I’m excited to announce that, after some fabulous work by my colleagues and the community, the first draft of Mozilla’s Web Literacy standard is now available:
We’ll be launching a ‘beta’ version in June which will be flesh out the competency-level grid and descriptors that make up this tentative first release.
The best way of thinking about the grid is as the areas that we think it’s important to pay attention to when teaching others how to read, write and participate on the Web.
I’d like to thank those who have been involved in this (ongoing) process and I’m very much looking forward to hearing further feedback, which you can give in several ways:
Please do feel share to share the URL at top of this post with your networks.

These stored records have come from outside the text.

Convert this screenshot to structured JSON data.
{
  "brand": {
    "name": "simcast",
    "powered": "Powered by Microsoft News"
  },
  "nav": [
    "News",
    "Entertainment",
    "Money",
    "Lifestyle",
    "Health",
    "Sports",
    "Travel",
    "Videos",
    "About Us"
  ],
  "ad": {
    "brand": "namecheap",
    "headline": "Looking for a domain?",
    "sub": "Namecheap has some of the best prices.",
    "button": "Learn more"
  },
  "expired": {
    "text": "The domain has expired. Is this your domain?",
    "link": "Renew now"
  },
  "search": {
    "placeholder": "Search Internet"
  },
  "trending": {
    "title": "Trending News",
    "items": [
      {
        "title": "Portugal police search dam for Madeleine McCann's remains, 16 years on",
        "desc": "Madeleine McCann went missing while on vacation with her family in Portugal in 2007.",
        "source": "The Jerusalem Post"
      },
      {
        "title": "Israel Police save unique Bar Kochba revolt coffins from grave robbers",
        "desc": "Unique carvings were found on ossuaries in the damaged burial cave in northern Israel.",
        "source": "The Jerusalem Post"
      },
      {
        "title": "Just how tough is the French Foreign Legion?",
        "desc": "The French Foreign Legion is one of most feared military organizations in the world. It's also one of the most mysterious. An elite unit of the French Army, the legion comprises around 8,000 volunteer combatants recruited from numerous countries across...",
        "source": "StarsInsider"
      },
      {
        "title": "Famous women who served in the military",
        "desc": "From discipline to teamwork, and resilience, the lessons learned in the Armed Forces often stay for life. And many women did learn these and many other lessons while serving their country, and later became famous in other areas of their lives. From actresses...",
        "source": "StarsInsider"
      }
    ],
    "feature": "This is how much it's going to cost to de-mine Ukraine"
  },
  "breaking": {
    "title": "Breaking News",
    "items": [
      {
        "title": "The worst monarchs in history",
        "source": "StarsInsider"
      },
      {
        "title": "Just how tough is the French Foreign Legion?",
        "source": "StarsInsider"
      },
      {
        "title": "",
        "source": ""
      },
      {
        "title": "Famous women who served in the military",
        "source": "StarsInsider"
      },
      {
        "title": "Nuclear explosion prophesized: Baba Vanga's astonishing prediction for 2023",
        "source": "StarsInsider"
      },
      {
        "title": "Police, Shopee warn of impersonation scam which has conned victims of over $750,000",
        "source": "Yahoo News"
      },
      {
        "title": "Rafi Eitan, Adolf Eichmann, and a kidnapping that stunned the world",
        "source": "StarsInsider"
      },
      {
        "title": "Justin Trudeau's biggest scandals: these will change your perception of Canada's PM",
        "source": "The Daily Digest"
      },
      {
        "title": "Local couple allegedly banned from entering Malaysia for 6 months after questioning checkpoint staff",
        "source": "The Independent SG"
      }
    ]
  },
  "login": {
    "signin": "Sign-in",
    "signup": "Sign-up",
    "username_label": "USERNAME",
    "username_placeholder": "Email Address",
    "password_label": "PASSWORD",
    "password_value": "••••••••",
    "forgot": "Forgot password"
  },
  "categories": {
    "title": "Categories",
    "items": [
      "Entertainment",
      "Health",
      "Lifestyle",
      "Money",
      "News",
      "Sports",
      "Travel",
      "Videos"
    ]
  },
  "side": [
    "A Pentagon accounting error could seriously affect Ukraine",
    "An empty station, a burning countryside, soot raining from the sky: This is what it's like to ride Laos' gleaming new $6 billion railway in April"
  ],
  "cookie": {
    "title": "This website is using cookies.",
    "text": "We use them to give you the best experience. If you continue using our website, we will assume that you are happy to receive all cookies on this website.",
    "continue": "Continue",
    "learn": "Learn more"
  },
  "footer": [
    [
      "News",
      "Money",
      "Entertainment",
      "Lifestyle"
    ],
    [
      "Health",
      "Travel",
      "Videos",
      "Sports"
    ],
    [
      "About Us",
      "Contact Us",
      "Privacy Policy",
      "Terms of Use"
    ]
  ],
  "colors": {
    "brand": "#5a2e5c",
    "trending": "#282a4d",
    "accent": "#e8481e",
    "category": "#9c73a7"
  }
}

It would be good to get as many eyes on this as possible.
Navigating the Web
- Navigation – using software tools to browse the Web

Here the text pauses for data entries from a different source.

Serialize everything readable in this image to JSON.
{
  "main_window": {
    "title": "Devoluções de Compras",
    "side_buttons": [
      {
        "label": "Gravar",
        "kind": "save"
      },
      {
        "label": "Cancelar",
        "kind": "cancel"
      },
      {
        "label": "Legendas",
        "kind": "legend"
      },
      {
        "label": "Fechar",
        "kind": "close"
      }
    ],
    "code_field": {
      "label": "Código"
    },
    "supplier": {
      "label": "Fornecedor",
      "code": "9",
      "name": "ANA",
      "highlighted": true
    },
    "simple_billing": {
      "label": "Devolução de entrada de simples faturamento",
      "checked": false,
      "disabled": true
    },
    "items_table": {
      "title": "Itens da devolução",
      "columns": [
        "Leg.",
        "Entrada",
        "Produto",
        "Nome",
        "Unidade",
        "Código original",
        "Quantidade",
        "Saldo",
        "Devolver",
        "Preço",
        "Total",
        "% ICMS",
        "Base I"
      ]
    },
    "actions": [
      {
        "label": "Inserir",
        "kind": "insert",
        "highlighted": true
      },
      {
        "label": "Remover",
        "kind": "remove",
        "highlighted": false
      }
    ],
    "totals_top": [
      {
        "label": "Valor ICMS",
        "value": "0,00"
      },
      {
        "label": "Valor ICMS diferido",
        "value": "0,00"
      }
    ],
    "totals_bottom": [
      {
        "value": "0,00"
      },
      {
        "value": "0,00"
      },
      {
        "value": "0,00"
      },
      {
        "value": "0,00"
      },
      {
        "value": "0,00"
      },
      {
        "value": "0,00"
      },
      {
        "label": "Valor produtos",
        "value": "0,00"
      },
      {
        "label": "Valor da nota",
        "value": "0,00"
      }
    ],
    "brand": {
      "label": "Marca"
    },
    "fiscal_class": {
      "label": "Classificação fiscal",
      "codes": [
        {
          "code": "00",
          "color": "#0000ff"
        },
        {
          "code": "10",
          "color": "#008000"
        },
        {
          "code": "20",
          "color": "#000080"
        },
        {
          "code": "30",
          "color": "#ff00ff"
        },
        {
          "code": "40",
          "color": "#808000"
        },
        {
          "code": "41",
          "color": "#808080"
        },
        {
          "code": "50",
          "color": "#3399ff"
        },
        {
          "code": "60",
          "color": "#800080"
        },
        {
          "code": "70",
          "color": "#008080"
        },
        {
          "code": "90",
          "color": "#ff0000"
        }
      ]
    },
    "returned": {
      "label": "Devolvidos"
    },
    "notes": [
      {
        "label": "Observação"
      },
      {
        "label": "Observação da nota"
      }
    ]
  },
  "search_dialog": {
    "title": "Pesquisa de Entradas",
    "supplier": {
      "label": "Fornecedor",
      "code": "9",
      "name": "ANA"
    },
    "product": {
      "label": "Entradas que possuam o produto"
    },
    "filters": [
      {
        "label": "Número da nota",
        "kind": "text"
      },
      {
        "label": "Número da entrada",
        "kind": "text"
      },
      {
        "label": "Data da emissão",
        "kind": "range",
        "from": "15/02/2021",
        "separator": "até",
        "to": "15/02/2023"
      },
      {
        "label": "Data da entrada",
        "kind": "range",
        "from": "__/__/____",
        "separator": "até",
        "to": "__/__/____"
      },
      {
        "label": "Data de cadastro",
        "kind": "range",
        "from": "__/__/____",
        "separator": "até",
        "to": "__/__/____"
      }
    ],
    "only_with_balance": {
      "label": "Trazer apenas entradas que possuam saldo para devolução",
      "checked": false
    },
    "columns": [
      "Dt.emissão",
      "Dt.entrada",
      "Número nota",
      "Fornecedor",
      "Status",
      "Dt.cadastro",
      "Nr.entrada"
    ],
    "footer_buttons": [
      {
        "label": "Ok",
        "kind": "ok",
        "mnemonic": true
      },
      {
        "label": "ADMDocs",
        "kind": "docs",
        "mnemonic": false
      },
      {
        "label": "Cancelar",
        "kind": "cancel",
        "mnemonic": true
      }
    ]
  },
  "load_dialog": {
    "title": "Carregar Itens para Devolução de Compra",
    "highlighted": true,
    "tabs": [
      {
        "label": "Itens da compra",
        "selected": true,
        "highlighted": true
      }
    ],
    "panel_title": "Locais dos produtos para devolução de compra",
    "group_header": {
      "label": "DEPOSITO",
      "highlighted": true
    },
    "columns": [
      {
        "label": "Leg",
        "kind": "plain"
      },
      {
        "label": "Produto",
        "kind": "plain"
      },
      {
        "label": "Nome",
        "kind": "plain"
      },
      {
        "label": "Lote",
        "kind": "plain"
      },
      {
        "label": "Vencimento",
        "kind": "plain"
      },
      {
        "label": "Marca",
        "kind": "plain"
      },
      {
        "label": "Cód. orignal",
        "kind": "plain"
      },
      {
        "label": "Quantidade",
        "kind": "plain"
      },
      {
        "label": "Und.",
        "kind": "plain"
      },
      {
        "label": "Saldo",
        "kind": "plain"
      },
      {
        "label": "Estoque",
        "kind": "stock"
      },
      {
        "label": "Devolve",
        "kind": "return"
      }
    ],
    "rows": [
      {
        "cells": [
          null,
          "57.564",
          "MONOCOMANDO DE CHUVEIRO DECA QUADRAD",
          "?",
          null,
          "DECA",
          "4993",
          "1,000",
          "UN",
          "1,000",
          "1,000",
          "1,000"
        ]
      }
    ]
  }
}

- Web Mechanics – understanding the Web ecosystem
- Credibility – critically evaluating information found on the Web
- Search – locating information, people and resources via the Web
- Security – keeping systems, identities, and content safe
Creating for the Web
- Composing for the Web – creating content (including text, images, audio and video) making use of Web technologies such as hyperlinks
- Remixing – using existing (openly-licensed) content to create something new or modified
- HTML – reading and writing HyperText Markup Language using the building blocks of the Web
- CSS – reading, writing, testing and applying Cascading Style Sheets to change the visual appearance of HTML
- Design & accessibility – creating universally effective communications through digital artifacts</li>
- Coding/scripting – creating interactive experiences through digital artifacts for the Web
- Infrastructure – understanding the Internet stack and how to host your own data
Participating on the Web
- Sharing & Collaborating – providing access to digital artifacts, understanding data ownership and jointly curating or creating content
- Community participation – getting involved in Web communities, understanding and respecting online norms and practices
- Privacy – working with intellectual property, examining and understanding the consequences of sharing data online
- Open practices – championing, creating, and protecting the Web as a platform for democratic, universally accessible innovation